Residents tell of unstoppable wall of fireComment on this story
Port Elizabeth - St Francis Bay residents have described how the flames of a devastating fire, which destroyed 76 homes in the holiday town on Sunday night, jumped from one property to the next.
Struan Butler, who had been in the town on business, said the biggest problem was the wind.
“The wind was blowing the thatch around… It was a fire storm,” Butler told the Cape Argus on Monday night. “I watched as the fire jumped and jumped from one house to the next.”
Authorities said the fire started at 5.30pm at the Royal Wharf developments on Sunday.
The flames were fanned by a strong westerly wind. Ten fire engines had been brought in and more were called from the Nelson Mandela Bay and Koukamma municipalities.
By midnight, the fire was half extinguished and not an immediate threat to other houses. Firefighters were sent home around 4am on Monday after the fire was extinguished.
Initial reports said more than 100 houses were destroyed, but Kouga municipality spokeswoman Laura-Leigh Randall said the figure was lower.
She said 75 buildings, including 68 houses, six flats and office premises, were destroyed or damaged.
“The cause of the fire is unknown at this stage but the police forensic unit will be investigating,” she added.
On Monday, neighbours arrived to survey what was left of their homes after the fire raged through the town turning boats, cars, homes and trees into charred ruins.
Taking pictures and shaking their heads in disbelief, groups of locals gathered to recall how they arrived on Sunday to assist and douse the flames
Residents said electricity had been down in the town for several hours as result of the fire.
Other residents complained about the fire services taking too long to respond. They also complained that authorities needed water tankers in areas with a lot of thatch roofs.

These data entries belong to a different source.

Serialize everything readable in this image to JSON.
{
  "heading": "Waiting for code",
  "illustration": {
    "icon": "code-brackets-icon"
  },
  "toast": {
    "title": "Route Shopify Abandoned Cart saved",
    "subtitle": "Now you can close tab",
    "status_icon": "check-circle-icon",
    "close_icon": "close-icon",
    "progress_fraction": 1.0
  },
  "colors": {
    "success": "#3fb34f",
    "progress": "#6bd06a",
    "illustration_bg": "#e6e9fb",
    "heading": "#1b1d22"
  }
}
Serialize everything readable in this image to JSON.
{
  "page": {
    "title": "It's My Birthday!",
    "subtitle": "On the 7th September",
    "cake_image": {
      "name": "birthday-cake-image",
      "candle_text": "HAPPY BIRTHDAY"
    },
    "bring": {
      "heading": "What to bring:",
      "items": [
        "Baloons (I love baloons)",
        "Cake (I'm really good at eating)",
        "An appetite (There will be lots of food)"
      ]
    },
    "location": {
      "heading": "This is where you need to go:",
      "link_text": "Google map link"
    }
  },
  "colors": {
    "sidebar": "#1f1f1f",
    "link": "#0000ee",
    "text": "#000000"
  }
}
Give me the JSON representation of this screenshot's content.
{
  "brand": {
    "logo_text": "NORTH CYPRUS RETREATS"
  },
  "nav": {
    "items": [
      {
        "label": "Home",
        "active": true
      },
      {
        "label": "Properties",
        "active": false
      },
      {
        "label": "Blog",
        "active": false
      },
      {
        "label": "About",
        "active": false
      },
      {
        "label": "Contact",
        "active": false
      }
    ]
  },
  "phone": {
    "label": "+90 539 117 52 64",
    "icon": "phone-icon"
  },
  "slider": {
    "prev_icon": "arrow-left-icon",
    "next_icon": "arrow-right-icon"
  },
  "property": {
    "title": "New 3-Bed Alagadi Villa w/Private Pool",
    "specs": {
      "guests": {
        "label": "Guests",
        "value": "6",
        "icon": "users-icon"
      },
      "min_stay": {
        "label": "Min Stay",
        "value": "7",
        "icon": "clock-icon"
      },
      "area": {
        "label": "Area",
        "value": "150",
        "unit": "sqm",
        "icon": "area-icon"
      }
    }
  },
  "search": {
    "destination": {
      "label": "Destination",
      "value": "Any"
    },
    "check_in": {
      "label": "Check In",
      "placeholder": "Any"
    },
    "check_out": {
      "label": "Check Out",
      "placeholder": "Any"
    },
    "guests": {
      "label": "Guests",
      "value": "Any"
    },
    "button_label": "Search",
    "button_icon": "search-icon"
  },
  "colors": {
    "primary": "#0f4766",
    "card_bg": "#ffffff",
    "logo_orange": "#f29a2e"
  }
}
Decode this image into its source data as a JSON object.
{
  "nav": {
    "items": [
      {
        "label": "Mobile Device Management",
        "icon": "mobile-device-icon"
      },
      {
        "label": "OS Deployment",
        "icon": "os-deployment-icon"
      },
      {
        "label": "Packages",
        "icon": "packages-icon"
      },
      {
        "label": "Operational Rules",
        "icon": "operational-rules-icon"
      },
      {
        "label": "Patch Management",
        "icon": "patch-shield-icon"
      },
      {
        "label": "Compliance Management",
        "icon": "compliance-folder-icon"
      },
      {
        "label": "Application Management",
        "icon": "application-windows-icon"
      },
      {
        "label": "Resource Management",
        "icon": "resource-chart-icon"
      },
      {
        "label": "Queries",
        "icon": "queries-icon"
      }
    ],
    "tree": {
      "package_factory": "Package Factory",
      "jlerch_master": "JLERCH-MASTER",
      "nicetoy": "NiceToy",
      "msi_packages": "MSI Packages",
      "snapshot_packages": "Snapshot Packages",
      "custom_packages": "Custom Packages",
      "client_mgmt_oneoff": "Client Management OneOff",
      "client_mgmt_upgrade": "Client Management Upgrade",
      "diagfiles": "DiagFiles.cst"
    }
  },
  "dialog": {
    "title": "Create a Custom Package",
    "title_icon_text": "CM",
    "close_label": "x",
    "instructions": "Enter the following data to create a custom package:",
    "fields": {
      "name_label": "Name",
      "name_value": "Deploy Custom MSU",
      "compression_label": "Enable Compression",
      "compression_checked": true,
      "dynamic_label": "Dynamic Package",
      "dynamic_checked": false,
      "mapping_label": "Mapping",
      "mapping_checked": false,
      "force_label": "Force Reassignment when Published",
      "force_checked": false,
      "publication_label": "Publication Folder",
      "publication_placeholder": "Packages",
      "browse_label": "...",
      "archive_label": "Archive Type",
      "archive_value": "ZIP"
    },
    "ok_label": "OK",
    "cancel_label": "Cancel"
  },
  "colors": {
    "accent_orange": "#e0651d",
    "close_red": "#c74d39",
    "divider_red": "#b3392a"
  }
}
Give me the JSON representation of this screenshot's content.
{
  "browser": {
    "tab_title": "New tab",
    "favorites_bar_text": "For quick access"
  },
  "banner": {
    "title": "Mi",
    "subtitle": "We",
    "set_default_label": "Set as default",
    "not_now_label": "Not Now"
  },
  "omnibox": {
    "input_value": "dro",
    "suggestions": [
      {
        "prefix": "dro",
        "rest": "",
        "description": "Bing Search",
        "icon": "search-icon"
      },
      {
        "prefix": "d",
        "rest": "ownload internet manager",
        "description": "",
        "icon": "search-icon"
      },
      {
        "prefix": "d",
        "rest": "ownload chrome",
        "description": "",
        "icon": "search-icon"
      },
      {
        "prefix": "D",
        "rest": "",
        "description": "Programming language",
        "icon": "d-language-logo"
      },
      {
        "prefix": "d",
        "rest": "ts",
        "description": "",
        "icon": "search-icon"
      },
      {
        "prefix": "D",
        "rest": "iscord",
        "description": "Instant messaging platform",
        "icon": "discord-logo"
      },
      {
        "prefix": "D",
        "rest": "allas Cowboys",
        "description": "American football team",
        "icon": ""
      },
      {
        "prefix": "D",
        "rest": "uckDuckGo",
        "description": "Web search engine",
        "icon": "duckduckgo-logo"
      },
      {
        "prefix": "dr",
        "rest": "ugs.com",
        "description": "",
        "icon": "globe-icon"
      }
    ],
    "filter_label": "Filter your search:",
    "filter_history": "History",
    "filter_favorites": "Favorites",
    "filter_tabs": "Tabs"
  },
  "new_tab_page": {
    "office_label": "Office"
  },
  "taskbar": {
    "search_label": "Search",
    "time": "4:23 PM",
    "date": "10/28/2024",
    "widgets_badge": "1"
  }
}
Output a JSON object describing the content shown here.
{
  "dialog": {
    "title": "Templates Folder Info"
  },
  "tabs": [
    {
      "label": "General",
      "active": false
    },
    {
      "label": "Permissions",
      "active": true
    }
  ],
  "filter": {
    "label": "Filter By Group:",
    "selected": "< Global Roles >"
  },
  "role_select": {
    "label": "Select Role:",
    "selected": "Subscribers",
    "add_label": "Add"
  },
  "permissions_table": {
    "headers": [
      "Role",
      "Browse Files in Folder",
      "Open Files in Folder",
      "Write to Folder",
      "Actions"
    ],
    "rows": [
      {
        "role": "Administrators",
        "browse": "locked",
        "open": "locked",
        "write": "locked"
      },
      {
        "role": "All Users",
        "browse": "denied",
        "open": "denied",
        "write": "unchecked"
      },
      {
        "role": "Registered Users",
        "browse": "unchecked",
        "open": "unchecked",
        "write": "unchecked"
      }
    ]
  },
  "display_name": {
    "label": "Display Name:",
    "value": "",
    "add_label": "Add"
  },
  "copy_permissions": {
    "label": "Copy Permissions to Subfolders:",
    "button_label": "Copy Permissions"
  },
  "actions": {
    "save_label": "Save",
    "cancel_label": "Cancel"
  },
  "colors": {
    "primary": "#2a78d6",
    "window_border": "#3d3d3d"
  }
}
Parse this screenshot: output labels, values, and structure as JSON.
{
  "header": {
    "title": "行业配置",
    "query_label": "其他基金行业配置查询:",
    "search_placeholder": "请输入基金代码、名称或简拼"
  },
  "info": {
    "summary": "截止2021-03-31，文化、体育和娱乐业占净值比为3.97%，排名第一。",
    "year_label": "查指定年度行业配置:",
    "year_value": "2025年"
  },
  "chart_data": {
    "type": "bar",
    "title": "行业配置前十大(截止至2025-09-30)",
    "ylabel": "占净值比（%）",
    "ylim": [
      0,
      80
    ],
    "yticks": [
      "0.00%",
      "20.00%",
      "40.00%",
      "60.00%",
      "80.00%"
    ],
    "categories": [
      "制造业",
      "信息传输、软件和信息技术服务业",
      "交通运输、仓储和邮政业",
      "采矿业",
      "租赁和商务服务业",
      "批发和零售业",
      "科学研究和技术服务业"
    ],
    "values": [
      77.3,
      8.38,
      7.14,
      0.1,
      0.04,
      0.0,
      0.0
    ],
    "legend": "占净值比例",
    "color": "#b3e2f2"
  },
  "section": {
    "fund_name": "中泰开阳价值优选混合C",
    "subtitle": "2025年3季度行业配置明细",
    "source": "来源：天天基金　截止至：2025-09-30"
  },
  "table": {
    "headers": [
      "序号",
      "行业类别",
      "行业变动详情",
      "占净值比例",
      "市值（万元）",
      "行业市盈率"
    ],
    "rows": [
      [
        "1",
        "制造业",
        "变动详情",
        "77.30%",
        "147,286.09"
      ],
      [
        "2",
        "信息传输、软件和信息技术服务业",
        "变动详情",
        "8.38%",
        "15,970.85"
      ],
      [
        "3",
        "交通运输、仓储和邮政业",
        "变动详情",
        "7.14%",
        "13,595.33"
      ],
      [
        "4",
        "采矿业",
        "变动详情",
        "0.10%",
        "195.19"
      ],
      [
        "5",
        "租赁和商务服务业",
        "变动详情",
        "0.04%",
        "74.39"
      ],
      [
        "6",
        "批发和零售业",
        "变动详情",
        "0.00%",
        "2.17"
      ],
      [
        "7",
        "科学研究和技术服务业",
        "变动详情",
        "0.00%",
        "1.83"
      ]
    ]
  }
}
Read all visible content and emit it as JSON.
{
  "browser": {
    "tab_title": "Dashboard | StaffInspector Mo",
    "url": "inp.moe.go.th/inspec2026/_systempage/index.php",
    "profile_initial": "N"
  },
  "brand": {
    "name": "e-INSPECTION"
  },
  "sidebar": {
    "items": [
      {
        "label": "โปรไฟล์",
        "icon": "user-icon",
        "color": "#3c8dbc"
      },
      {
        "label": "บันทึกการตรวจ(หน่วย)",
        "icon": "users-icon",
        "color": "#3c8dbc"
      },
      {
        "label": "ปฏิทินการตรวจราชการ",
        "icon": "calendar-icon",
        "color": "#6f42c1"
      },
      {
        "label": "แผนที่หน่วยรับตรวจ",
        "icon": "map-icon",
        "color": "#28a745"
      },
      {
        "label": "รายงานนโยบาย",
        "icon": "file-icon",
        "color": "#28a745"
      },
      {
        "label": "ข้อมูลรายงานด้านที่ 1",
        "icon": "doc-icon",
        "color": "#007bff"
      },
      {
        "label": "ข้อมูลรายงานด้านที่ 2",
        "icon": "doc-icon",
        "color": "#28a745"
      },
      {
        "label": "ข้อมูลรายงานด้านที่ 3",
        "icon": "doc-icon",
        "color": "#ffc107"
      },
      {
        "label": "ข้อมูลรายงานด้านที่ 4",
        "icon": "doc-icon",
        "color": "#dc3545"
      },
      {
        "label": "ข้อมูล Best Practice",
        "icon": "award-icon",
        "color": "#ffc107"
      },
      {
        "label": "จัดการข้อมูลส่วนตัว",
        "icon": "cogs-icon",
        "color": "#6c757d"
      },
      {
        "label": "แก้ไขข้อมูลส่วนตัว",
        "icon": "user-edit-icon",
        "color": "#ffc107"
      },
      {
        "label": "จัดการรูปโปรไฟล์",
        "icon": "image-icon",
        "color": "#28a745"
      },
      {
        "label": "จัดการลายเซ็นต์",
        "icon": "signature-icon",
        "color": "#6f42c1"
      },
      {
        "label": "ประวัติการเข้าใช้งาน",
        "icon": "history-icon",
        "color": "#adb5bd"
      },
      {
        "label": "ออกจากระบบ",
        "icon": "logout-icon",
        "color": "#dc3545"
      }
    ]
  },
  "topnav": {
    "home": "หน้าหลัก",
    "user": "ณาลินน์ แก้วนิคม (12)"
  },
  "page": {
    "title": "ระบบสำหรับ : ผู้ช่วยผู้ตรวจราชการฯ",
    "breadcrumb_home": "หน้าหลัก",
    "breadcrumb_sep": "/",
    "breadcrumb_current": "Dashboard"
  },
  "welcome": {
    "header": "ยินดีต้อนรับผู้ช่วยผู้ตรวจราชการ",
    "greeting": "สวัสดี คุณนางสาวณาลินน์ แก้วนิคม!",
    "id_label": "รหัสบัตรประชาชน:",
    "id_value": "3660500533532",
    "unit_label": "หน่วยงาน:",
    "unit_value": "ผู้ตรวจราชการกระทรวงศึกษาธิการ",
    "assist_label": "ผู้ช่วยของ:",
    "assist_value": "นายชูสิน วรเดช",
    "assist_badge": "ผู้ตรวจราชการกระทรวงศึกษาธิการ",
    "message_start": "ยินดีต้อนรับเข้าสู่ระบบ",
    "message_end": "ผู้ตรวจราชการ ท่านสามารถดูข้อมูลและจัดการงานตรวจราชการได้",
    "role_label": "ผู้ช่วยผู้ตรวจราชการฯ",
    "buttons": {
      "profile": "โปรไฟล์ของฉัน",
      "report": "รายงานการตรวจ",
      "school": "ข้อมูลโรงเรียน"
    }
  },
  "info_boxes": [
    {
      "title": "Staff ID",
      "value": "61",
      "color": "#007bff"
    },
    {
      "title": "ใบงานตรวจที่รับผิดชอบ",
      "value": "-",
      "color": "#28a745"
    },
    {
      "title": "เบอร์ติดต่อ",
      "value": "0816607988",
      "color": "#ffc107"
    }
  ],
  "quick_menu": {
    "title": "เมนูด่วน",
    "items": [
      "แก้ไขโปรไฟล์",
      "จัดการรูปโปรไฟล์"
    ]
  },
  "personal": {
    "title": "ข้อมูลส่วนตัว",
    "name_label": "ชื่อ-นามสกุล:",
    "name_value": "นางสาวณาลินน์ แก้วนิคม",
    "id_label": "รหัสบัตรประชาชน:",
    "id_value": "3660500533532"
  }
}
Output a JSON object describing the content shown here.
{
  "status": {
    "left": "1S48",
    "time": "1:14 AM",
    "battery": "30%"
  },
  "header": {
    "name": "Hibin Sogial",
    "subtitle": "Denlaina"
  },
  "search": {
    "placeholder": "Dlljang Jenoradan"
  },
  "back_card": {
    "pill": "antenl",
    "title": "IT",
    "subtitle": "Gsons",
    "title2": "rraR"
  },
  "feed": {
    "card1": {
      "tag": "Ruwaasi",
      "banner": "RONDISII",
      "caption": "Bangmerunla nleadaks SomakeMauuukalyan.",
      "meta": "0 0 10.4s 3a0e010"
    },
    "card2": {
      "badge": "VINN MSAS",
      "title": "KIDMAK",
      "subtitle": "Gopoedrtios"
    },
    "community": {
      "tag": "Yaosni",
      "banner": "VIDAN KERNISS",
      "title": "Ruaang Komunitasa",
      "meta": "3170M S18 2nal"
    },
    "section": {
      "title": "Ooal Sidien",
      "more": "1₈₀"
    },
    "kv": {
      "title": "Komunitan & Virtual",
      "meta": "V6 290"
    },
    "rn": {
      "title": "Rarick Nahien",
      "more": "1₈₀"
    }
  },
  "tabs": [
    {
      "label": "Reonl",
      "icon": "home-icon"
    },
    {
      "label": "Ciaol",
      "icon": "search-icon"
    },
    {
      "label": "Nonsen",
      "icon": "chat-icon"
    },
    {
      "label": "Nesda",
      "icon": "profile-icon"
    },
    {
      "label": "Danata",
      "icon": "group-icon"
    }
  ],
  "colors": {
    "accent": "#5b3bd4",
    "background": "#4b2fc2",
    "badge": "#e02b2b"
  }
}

Residents said boats were used to ferry people out of the area during the evacuation along the canal on Sunday.
Residents affected were being housed at a nearby golf club. Authorities said most of the houses were not occupied at the time of the blaze.
A number of the villagers spoke of the “chaos” as well-meaning volunteers and firefighters fought side by side, sometimes getting in each other’s way, while the inferno raged in the 65km/h winds.
“It was a very rough situation, very tense, very stressful, with emotions very high, lots of people panicking and some doing silly things,” said Cape St Francis resident Craig Jarvis, who spent almost seven hours assisting rescue workers.
“The NSRI had requested any assistance that one could offer, so I helped with three houses. But no matter what we did, the flames jumped from house to house… it was just overwhelming.”
Sources in the town said of the estimated 70 to 80 houses destroyed, only around 15 to 20 had been occupied - with the remaining houses used only for holidays.
Some of the locked houses had been accessed by neighbours in an attempt to retrieve valuables, but most had been burned while still fully-furnished. Two incidents of theft were reported following the night’s chaos.
Lynn Edwards, of Calibre Security in the town, said there had been two incidents in which a free-standing fireplace and a box of cutlery and crockery had been stolen.
The Cape Argus heard a number of other allegations concerning “looting” by people who had arrived in the area, but they could not be verified and had not been reported to authorities.
Crime Spotter St Francis Bay, a community anti-crime organisation, posted the following warning: “We are expecting some looting from some of the houses.
“Anyone willing to do a few patrols in the Mayotte Circle/Arthur Lane, Beauvellon Place, Moby Dick Wharf and The Island areas later tonight would be appreciated.”
Edwards said residents and other volunteers had also taken possessions from some houses in a bid to prevent them from being destroyed, and this could explain the fact that some items were missing.
KPMG insurance analyst, Jaco van der Sandt, told the SABC that insurance claims arising from St Francis Bay could be as much as R800 million.
“If you take the example of last night’s Francis Bay fire there is 100 homes, those homes if you average them out at 4 million that’s R400 million and that’s without the contents - so you can easily find that with that last event it’s costing the insurance industry R800 million and someone needs to pay for it.”
But an insurance underwriter said it was too to early to ascertain how much damage was caused by the fire on Monday.
“It will take some days before we have a clear idea of the full impact of the fire,” Thatch Risk Acceptances managing director Natasja Blok said in a statement.
She said the damage would be a huge cost for the entire insurance industry.
Thatched homes in the area had been valued at between R1 million to R16 million.
Additional reporting by Yolisa Tswanya